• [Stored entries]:

▬▬▬▬▬▬▬▬▬▬

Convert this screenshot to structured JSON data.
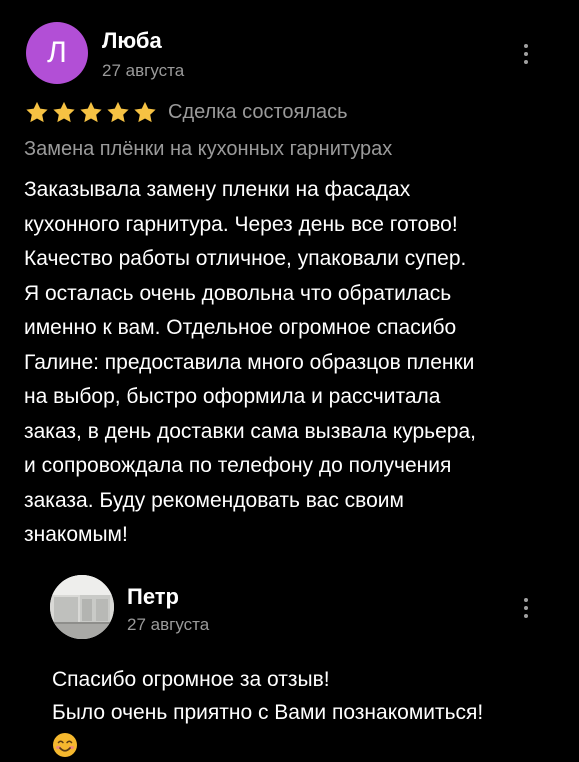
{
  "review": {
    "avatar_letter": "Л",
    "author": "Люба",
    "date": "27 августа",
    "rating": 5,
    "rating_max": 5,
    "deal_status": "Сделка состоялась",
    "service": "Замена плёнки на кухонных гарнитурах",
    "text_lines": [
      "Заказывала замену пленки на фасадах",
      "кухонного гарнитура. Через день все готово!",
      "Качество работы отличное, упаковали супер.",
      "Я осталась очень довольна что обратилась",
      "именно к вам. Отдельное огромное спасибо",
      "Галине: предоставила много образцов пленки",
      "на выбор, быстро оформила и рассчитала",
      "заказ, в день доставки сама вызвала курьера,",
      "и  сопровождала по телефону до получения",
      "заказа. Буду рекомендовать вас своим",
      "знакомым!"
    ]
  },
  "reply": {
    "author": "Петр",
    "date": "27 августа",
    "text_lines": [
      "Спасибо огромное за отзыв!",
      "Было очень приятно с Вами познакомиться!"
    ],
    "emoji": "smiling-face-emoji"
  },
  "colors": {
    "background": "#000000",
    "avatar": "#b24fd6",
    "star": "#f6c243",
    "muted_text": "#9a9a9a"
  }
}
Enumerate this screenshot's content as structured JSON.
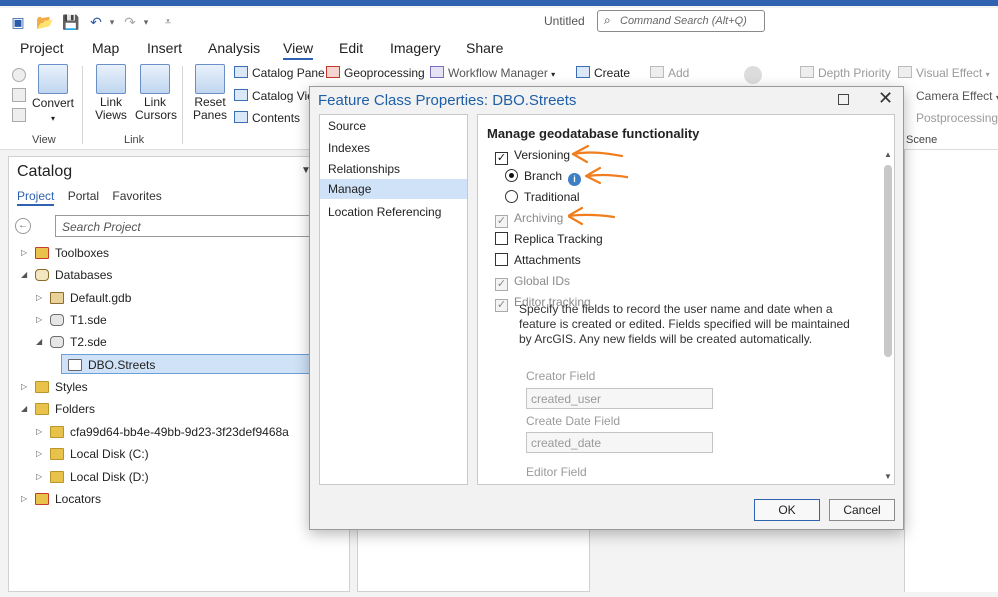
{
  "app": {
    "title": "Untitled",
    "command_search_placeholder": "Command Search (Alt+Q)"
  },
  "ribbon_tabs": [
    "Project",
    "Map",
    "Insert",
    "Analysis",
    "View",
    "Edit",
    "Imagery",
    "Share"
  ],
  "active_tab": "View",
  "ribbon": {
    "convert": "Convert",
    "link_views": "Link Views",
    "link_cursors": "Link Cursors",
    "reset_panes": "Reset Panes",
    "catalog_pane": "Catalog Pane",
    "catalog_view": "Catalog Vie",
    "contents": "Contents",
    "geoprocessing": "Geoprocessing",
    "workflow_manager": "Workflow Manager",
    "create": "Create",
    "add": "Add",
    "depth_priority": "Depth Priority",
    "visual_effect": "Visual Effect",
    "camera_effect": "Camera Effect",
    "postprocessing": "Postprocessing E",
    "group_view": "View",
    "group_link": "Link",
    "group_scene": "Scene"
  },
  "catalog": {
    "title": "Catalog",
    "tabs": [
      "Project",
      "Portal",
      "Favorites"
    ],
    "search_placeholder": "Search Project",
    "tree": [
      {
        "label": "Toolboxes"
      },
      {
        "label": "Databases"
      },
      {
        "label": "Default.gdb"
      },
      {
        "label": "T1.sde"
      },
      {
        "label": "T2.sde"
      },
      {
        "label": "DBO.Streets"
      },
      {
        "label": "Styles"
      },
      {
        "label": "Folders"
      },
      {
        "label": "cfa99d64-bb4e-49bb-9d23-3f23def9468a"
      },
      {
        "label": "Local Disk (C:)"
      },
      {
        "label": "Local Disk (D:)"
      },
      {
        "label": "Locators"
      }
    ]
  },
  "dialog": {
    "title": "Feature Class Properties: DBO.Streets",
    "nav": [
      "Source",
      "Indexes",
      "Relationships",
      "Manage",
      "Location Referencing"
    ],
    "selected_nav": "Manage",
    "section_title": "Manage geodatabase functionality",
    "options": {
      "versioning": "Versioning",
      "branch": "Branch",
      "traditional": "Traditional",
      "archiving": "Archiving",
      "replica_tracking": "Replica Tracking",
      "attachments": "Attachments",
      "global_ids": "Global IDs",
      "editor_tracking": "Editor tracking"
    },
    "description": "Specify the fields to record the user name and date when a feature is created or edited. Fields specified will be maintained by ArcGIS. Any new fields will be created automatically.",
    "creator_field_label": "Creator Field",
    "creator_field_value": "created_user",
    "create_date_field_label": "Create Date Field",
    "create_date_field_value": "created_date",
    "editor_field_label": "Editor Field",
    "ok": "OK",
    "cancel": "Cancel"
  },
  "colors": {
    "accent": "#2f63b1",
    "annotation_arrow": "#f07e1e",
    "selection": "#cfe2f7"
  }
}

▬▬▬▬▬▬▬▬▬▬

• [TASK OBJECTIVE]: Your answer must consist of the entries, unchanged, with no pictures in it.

• [OUTPUT BELOW]:
Convert this screenshot to structured JSON data.
{
  "review": {
    "avatar_letter": "Л",
    "author": "Люба",
    "date": "27 августа",
    "rating": 5,
    "rating_max": 5,
    "deal_status": "Сделка состоялась",
    "service": "Замена плёнки на кухонных гарнитурах",
    "text_lines": [
      "Заказывала замену пленки на фасадах",
      "кухонного гарнитура. Через день все готово!",
      "Качество работы отличное, упаковали супер.",
      "Я осталась очень довольна что обратилась",
      "именно к вам. Отдельное огромное спасибо",
      "Галине: предоставила много образцов пленки",
      "на выбор, быстро оформила и рассчитала",
      "заказ, в день доставки сама вызвала курьера,",
      "и  сопровождала по телефону до получения",
      "заказа. Буду рекомендовать вас своим",
      "знакомым!"
    ]
  },
  "reply": {
    "author": "Петр",
    "date": "27 августа",
    "text_lines": [
      "Спасибо огромное за отзыв!",
      "Было очень приятно с Вами познакомиться!"
    ],
    "emoji": "smiling-face-emoji"
  },
  "colors": {
    "background": "#000000",
    "avatar": "#b24fd6",
    "star": "#f6c243",
    "muted_text": "#9a9a9a"
  }
}
Enumerate this screenshot's content as structured JSON.
{
  "app": {
    "title": "Untitled",
    "command_search_placeholder": "Command Search (Alt+Q)"
  },
  "ribbon_tabs": [
    "Project",
    "Map",
    "Insert",
    "Analysis",
    "View",
    "Edit",
    "Imagery",
    "Share"
  ],
  "active_tab": "View",
  "ribbon": {
    "convert": "Convert",
    "link_views": "Link Views",
    "link_cursors": "Link Cursors",
    "reset_panes": "Reset Panes",
    "catalog_pane": "Catalog Pane",
    "catalog_view": "Catalog Vie",
    "contents": "Contents",
    "geoprocessing": "Geoprocessing",
    "workflow_manager": "Workflow Manager",
    "create": "Create",
    "add": "Add",
    "depth_priority": "Depth Priority",
    "visual_effect": "Visual Effect",
    "camera_effect": "Camera Effect",
    "postprocessing": "Postprocessing E",
    "group_view": "View",
    "group_link": "Link",
    "group_scene": "Scene"
  },
  "catalog": {
    "title": "Catalog",
    "tabs": [
      "Project",
      "Portal",
      "Favorites"
    ],
    "search_placeholder": "Search Project",
    "tree": [
      {
        "label": "Toolboxes"
      },
      {
        "label": "Databases"
      },
      {
        "label": "Default.gdb"
      },
      {
        "label": "T1.sde"
      },
      {
        "label": "T2.sde"
      },
      {
        "label": "DBO.Streets"
      },
      {
        "label": "Styles"
      },
      {
        "label": "Folders"
      },
      {
        "label": "cfa99d64-bb4e-49bb-9d23-3f23def9468a"
      },
      {
        "label": "Local Disk (C:)"
      },
      {
        "label": "Local Disk (D:)"
      },
      {
        "label": "Locators"
      }
    ]
  },
  "dialog": {
    "title": "Feature Class Properties: DBO.Streets",
    "nav": [
      "Source",
      "Indexes",
      "Relationships",
      "Manage",
      "Location Referencing"
    ],
    "selected_nav": "Manage",
    "section_title": "Manage geodatabase functionality",
    "options": {
      "versioning": "Versioning",
      "branch": "Branch",
      "traditional": "Traditional",
      "archiving": "Archiving",
      "replica_tracking": "Replica Tracking",
      "attachments": "Attachments",
      "global_ids": "Global IDs",
      "editor_tracking": "Editor tracking"
    },
    "description": "Specify the fields to record the user name and date when a feature is created or edited. Fields specified will be maintained by ArcGIS. Any new fields will be created automatically.",
    "creator_field_label": "Creator Field",
    "creator_field_value": "created_user",
    "create_date_field_label": "Create Date Field",
    "create_date_field_value": "created_date",
    "editor_field_label": "Editor Field",
    "ok": "OK",
    "cancel": "Cancel"
  },
  "colors": {
    "accent": "#2f63b1",
    "annotation_arrow": "#f07e1e",
    "selection": "#cfe2f7"
  }
}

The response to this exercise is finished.